Go through the records that follow and tally the lines with "swatch" in them; answer with the number alone.

-=-=-=-=-

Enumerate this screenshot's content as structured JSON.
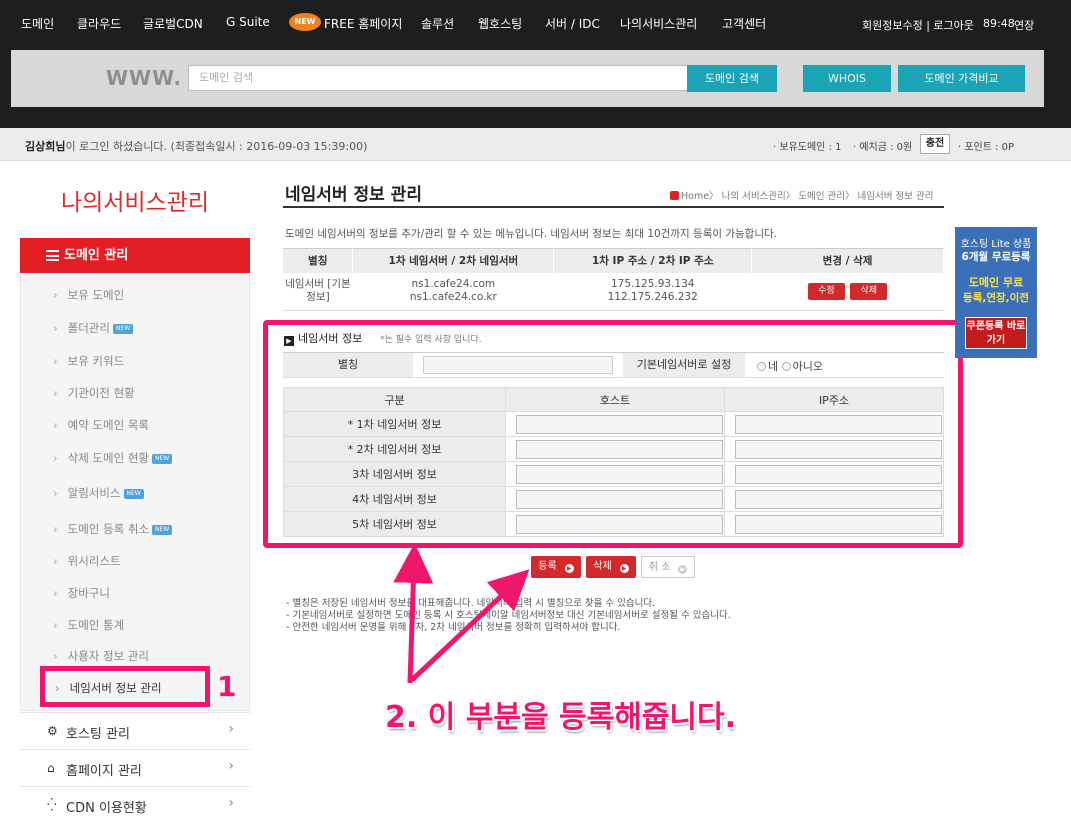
{
  "nav": {
    "items": [
      "도메인",
      "클라우드",
      "글로벌CDN",
      "G Suite",
      "FREE 홈페이지",
      "솔루션",
      "웹호스팅",
      "서버 / IDC",
      "나의서비스관리",
      "고객센터"
    ],
    "new_badge": "NEW",
    "account": "회원정보수정 | 로그아웃",
    "timer": "89:48",
    "extend": "연장"
  },
  "search": {
    "www": "WWW.",
    "placeholder": "도메인 검색",
    "search_btn": "도메인 검색",
    "whois_btn": "WHOIS",
    "compare_btn": "도메인 가격비교"
  },
  "login": {
    "user": "김상희님",
    "message": "이 로그인 하셨습니다. (최종접속일시 : 2016-09-03 15:39:00)",
    "owned": "· 보유도메인 : 1",
    "deposit": "· 예치금 : 0원",
    "charge": "충전",
    "points": "· 포인트 : 0P"
  },
  "sidebar": {
    "title": "나의서비스관리",
    "section": "도메인 관리",
    "items": [
      {
        "label": "보유 도메인",
        "new": false
      },
      {
        "label": "폴더관리",
        "new": true
      },
      {
        "label": "보유 키워드",
        "new": false
      },
      {
        "label": "기관이전 현황",
        "new": false
      },
      {
        "label": "예약 도메인 목록",
        "new": false
      },
      {
        "label": "삭제 도메인 현황",
        "new": true
      },
      {
        "label": "알림서비스",
        "new": true
      },
      {
        "label": "도메인 등록 취소",
        "new": true
      },
      {
        "label": "위시리스트",
        "new": false
      },
      {
        "label": "장바구니",
        "new": false
      },
      {
        "label": "도메인 통계",
        "new": false
      },
      {
        "label": "사용자 정보 관리",
        "new": false
      }
    ],
    "active": "네임서버 정보 관리",
    "annotation": "1",
    "groups": [
      "호스팅 관리",
      "홈페이지 관리",
      "CDN 이용현황"
    ]
  },
  "main": {
    "title": "네임서버 정보 관리",
    "breadcrumb": "Home〉 나의 서비스관리〉 도메인 관리〉 네임서버 정보 관리",
    "description": "도메인 네임서버의 정보를 추가/관리 할 수 있는 메뉴입니다. 네임서버 정보는 최대 10건까지 등록이 가능합니다.",
    "table": {
      "headers": [
        "별칭",
        "1차 네임서버 / 2차 네임서버",
        "1차 IP 주소 / 2차 IP 주소",
        "변경 / 삭제"
      ],
      "row": {
        "alias": "네임서버 [기본정보]",
        "ns1": "ns1.cafe24.com",
        "ns2": "ns1.cafe24.co.kr",
        "ip1": "175.125.93.134",
        "ip2": "112.175.246.232",
        "edit": "수정",
        "delete": "삭제"
      }
    },
    "form": {
      "heading": "네임서버 정보",
      "note": "*는 필수 입력 사항 입니다.",
      "alias_label": "별칭",
      "default_label": "기본네임서버로 설정",
      "yes": "네",
      "no": "아니오",
      "grid_headers": [
        "구분",
        "호스트",
        "IP주소"
      ],
      "rows": [
        "* 1차 네임서버 정보",
        "* 2차 네임서버 정보",
        "3차 네임서버 정보",
        "4차 네임서버 정보",
        "5차 네임서버 정보"
      ]
    },
    "buttons": {
      "register": "등록",
      "delete": "삭제",
      "cancel": "취 소"
    },
    "notes": [
      "- 별칭은 저장된 네임서버 정보를 대표해줍니다. 네임서버 입력 시 별칭으로 찾을 수 있습니다.",
      "- 기본네임서버로 설정하면 도메인 등록 시 호스팅케이알 네임서버정보 대신 기본네임서버로 설정될 수 있습니다.",
      "- 안전한 네임서버 운영을 위해 1차, 2차 네임서버 정보를 정확히 입력하셔야 합니다."
    ],
    "callout": "2. 이 부분을 등록해줍니다."
  },
  "ad": {
    "line1": "호스팅 Lite 상품",
    "line2": "6개월 무료등록",
    "line3": "도메인 무료",
    "line4": "등록,연장,이전",
    "button": "쿠폰등록 바로가기"
  },
  "colors": {
    "accent_red": "#e31e24",
    "highlight_pink": "#f0166e",
    "teal": "#1aa4b5"
  }
}
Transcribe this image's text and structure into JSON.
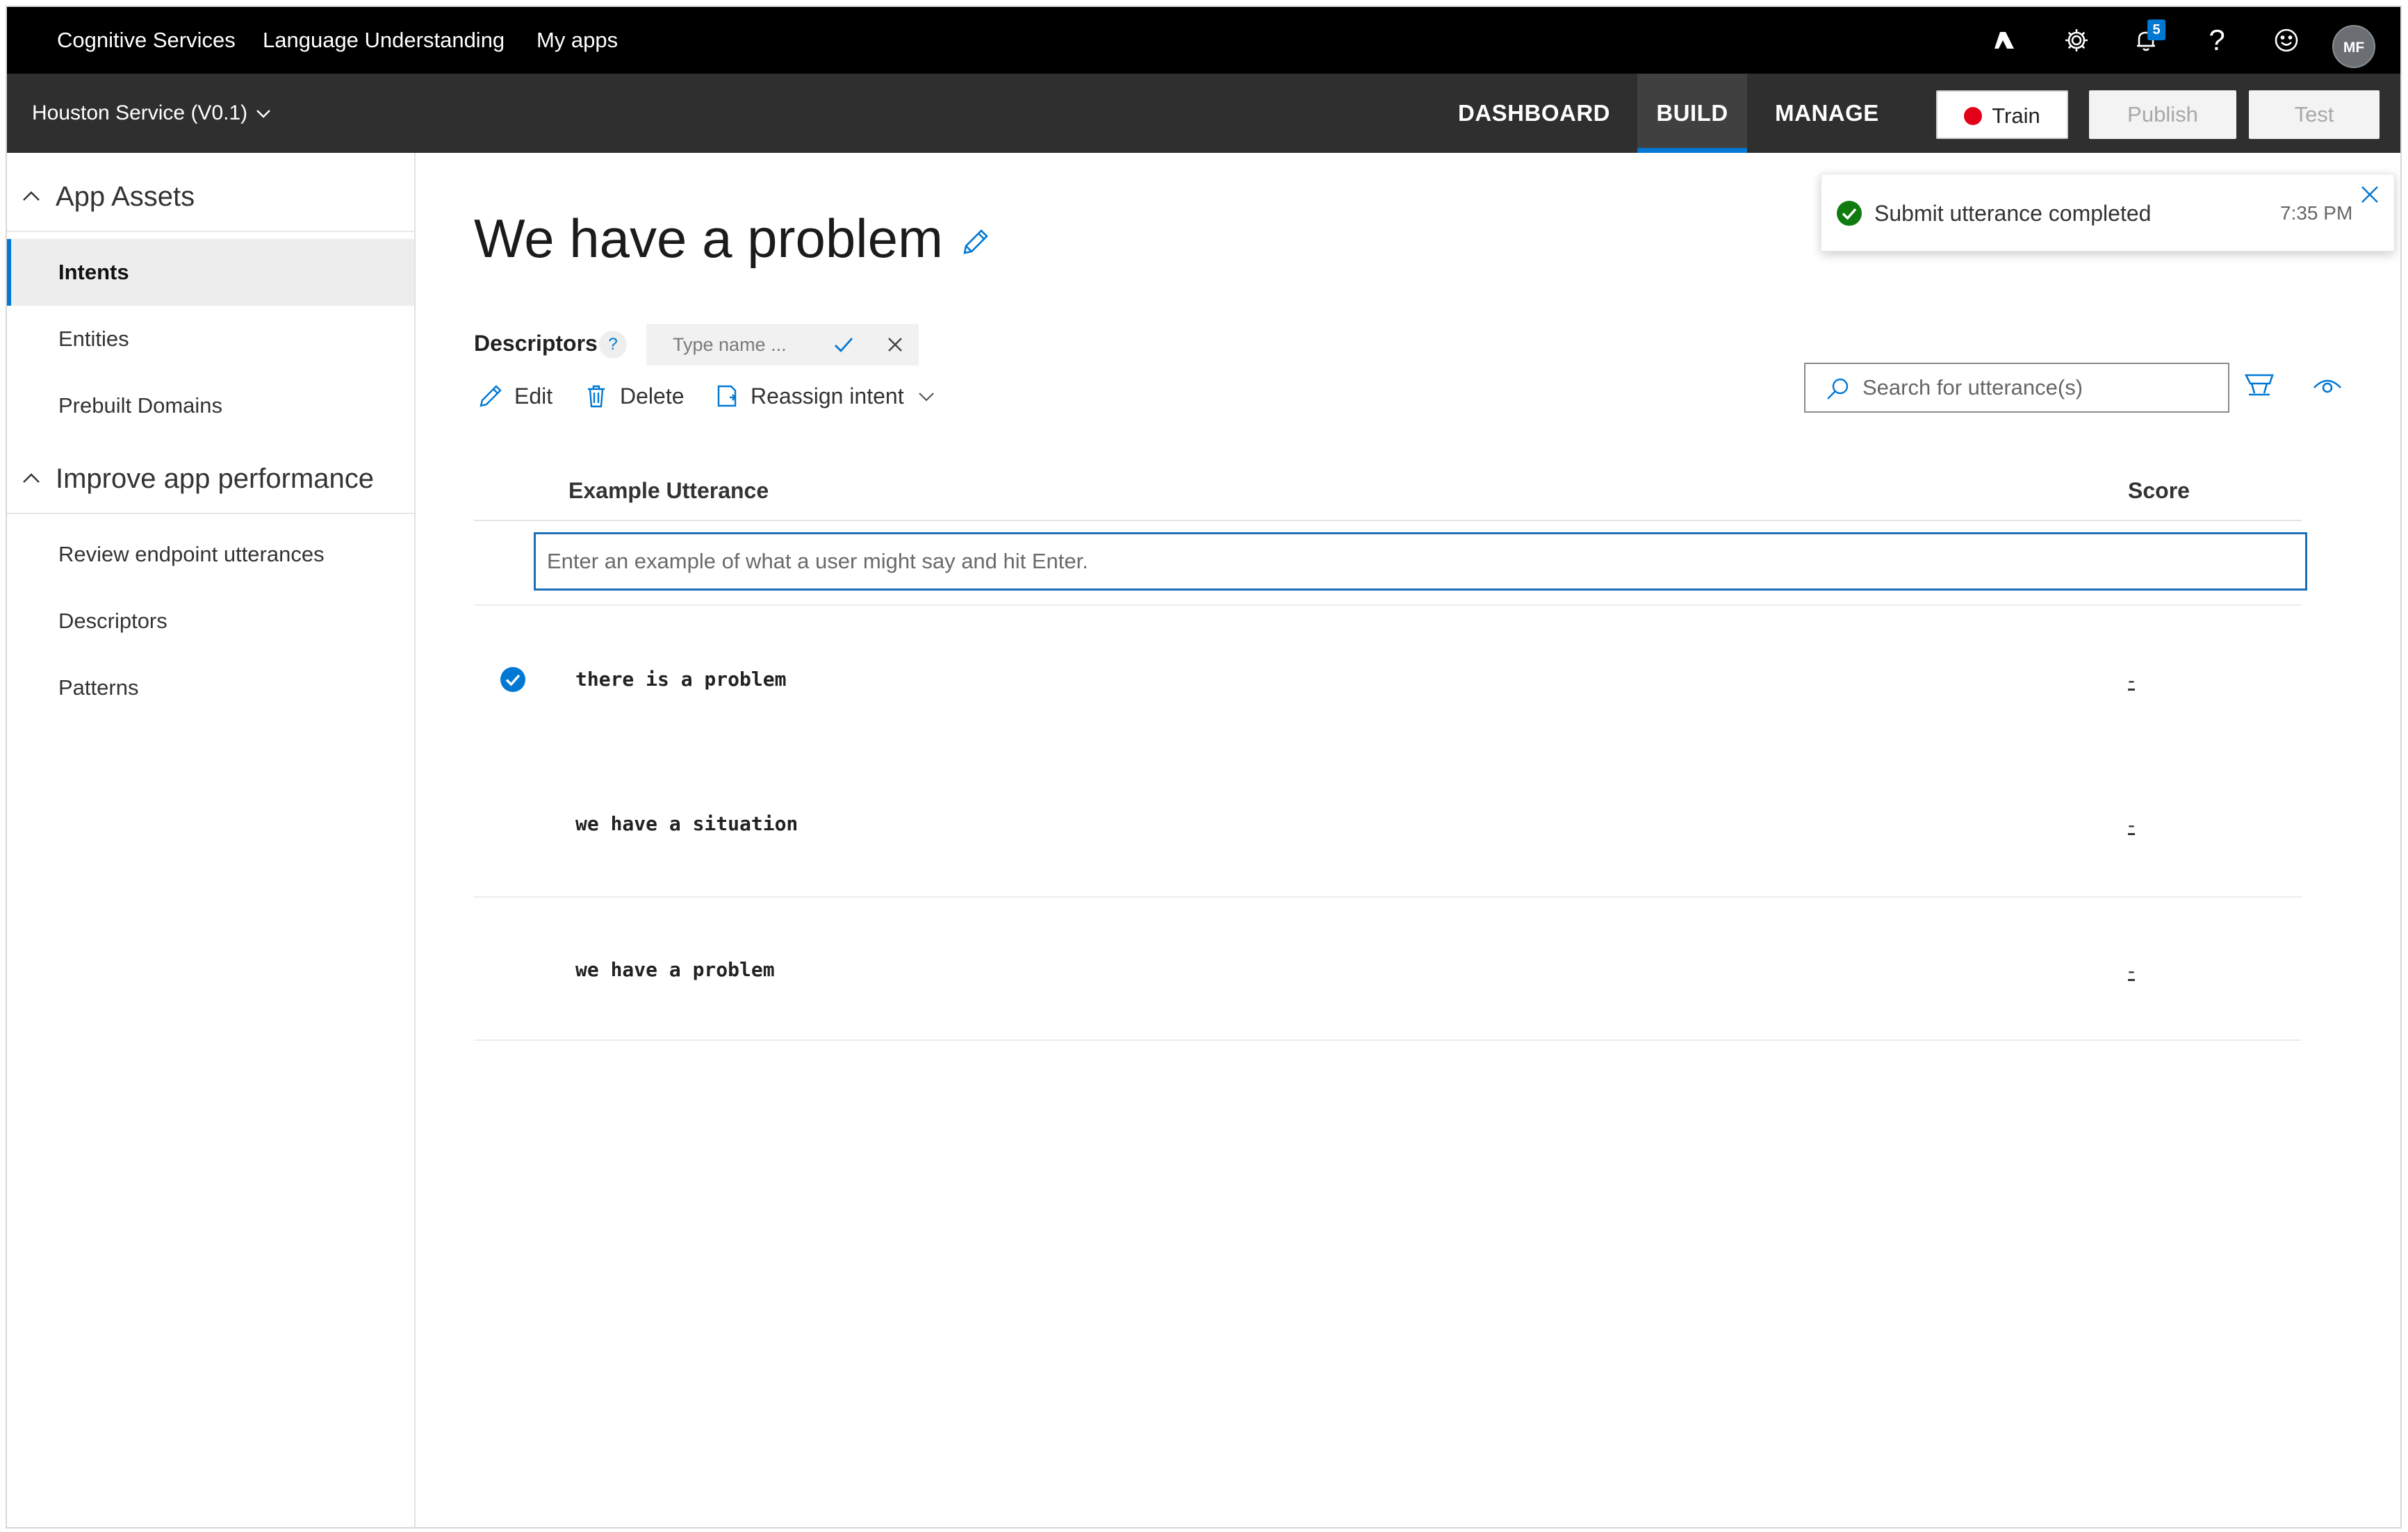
{
  "topbar": {
    "breadcrumbs": [
      "Cognitive Services",
      "Language Understanding",
      "My apps"
    ],
    "icons": [
      "azure-icon",
      "gear-icon",
      "bell-icon",
      "help-icon",
      "smiley-icon"
    ],
    "help_glyph": "?",
    "notification_count": "5",
    "avatar_initials": "MF"
  },
  "appbar": {
    "app_name": "Houston Service (V0.1)",
    "tabs": [
      {
        "label": "DASHBOARD",
        "active": false
      },
      {
        "label": "BUILD",
        "active": true
      },
      {
        "label": "MANAGE",
        "active": false
      }
    ],
    "train_label": "Train",
    "publish_label": "Publish",
    "test_label": "Test"
  },
  "sidebar": {
    "sections": [
      {
        "title": "App Assets",
        "items": [
          "Intents",
          "Entities",
          "Prebuilt Domains"
        ]
      },
      {
        "title": "Improve app performance",
        "items": [
          "Review endpoint utterances",
          "Descriptors",
          "Patterns"
        ]
      }
    ],
    "active_item": "Intents"
  },
  "main": {
    "title": "We have a problem",
    "descriptors_label": "Descriptors",
    "descriptors_help": "?",
    "descriptor_placeholder": "Type name ...",
    "actions": {
      "edit": "Edit",
      "delete": "Delete",
      "reassign": "Reassign intent"
    },
    "search_placeholder": "Search for utterance(s)",
    "columns": {
      "utterance": "Example Utterance",
      "score": "Score"
    },
    "utterance_placeholder": "Enter an example of what a user might say and hit Enter.",
    "utterances": [
      {
        "text": "there is a problem",
        "score": "-",
        "checked": true
      },
      {
        "text": "we have a situation",
        "score": "-",
        "checked": false
      },
      {
        "text": "we have a problem",
        "score": "-",
        "checked": false
      }
    ]
  },
  "toast": {
    "message": "Submit utterance completed",
    "time": "7:35 PM"
  },
  "colors": {
    "accent": "#0078d4",
    "topbar_bg": "#000000",
    "appbar_bg": "#2f2f2f",
    "train_dot": "#e3001b",
    "success": "#107c10"
  }
}
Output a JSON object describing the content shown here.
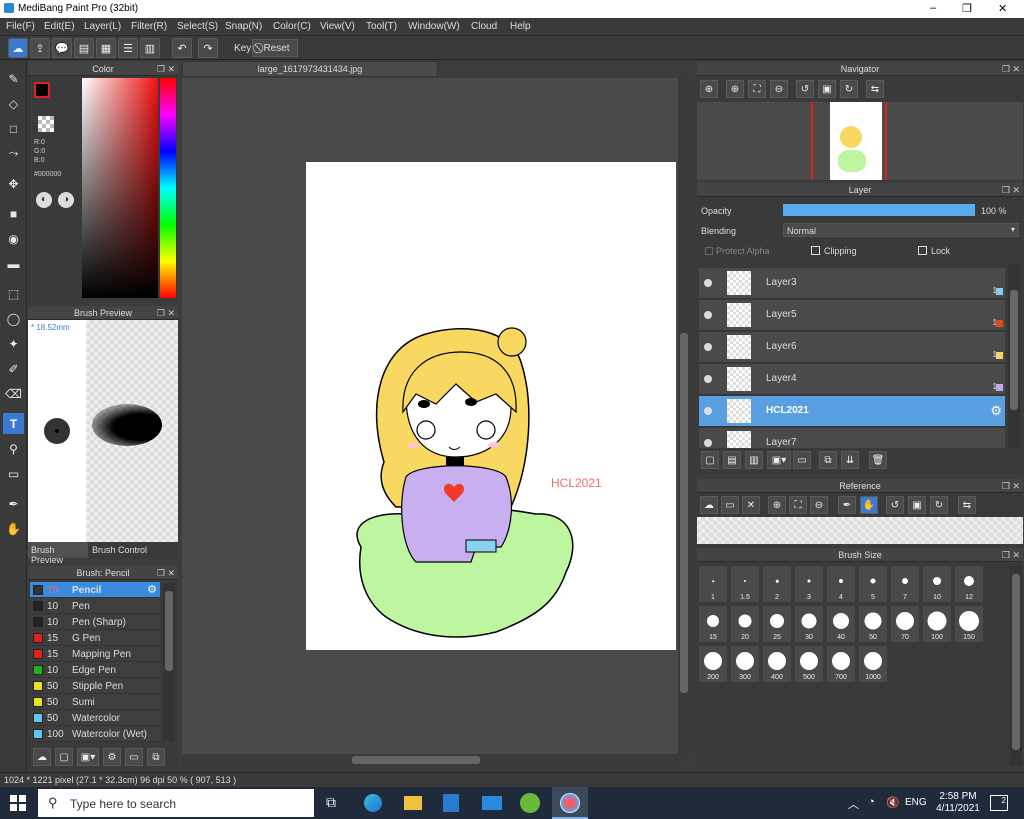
{
  "window": {
    "title": "MediBang Paint Pro (32bit)",
    "min": "–",
    "max": "❐",
    "close": "✕"
  },
  "menu": [
    "File(F)",
    "Edit(E)",
    "Layer(L)",
    "Filter(R)",
    "Select(S)",
    "Snap(N)",
    "Color(C)",
    "View(V)",
    "Tool(T)",
    "Window(W)",
    "Cloud",
    "Help"
  ],
  "toolbar": {
    "key_label": "Key",
    "reset_label": "Reset"
  },
  "color_panel": {
    "title": "Color",
    "r": "R:0",
    "g": "G:0",
    "b": "B:0",
    "hex": "#000000"
  },
  "brush_preview": {
    "title": "Brush Preview",
    "size": "* 18.52mm",
    "tab1": "Brush Preview",
    "tab2": "Brush Control"
  },
  "brush_list": {
    "title": "Brush: Pencil",
    "items": [
      {
        "size": "70",
        "name": "Pencil",
        "color": "#333333"
      },
      {
        "size": "10",
        "name": "Pen",
        "color": "#222222"
      },
      {
        "size": "10",
        "name": "Pen (Sharp)",
        "color": "#222222"
      },
      {
        "size": "15",
        "name": "G Pen",
        "color": "#e02020"
      },
      {
        "size": "15",
        "name": "Mapping Pen",
        "color": "#e02020"
      },
      {
        "size": "10",
        "name": "Edge Pen",
        "color": "#20b020"
      },
      {
        "size": "50",
        "name": "Stipple Pen",
        "color": "#e8e020"
      },
      {
        "size": "50",
        "name": "Sumi",
        "color": "#e8e020"
      },
      {
        "size": "50",
        "name": "Watercolor",
        "color": "#60c8f0"
      },
      {
        "size": "100",
        "name": "Watercolor (Wet)",
        "color": "#60c8f0"
      }
    ]
  },
  "document": {
    "tab": "large_1617973431434.jpg",
    "watermark": "HCL2021"
  },
  "status": {
    "text": "1024 * 1221 pixel  (27.1 * 32.3cm)  96 dpi  50 %  ( 907, 513 )"
  },
  "navigator": {
    "title": "Navigator"
  },
  "layer_panel": {
    "title": "Layer",
    "opacity_label": "Opacity",
    "opacity_value": "100 %",
    "opacity": 1.0,
    "blending_label": "Blending",
    "blending_value": "Normal",
    "protect_alpha": "Protect Alpha",
    "clipping": "Clipping",
    "lock": "Lock",
    "layers": [
      {
        "name": "Layer3",
        "swatch": "#7fd0f0",
        "one": "1"
      },
      {
        "name": "Layer5",
        "swatch": "#e04a20",
        "one": "1"
      },
      {
        "name": "Layer6",
        "swatch": "#f0d870",
        "one": "1"
      },
      {
        "name": "Layer4",
        "swatch": "#c0a8f0",
        "one": "1"
      },
      {
        "name": "HCL2021",
        "swatch": "",
        "one": ""
      },
      {
        "name": "Layer7",
        "swatch": "",
        "one": ""
      }
    ]
  },
  "reference": {
    "title": "Reference"
  },
  "brush_size": {
    "title": "Brush Size",
    "sizes": [
      "1",
      "1.5",
      "2",
      "3",
      "4",
      "5",
      "7",
      "10",
      "12",
      "15",
      "20",
      "25",
      "30",
      "40",
      "50",
      "70",
      "100",
      "150",
      "200",
      "300",
      "400",
      "500",
      "700",
      "1000"
    ]
  },
  "taskbar": {
    "search": "Type here to search",
    "time": "2:58 PM",
    "date": "4/11/2021",
    "lang": "ENG",
    "notif": "2"
  }
}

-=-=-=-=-

- TASK ANSWER -
6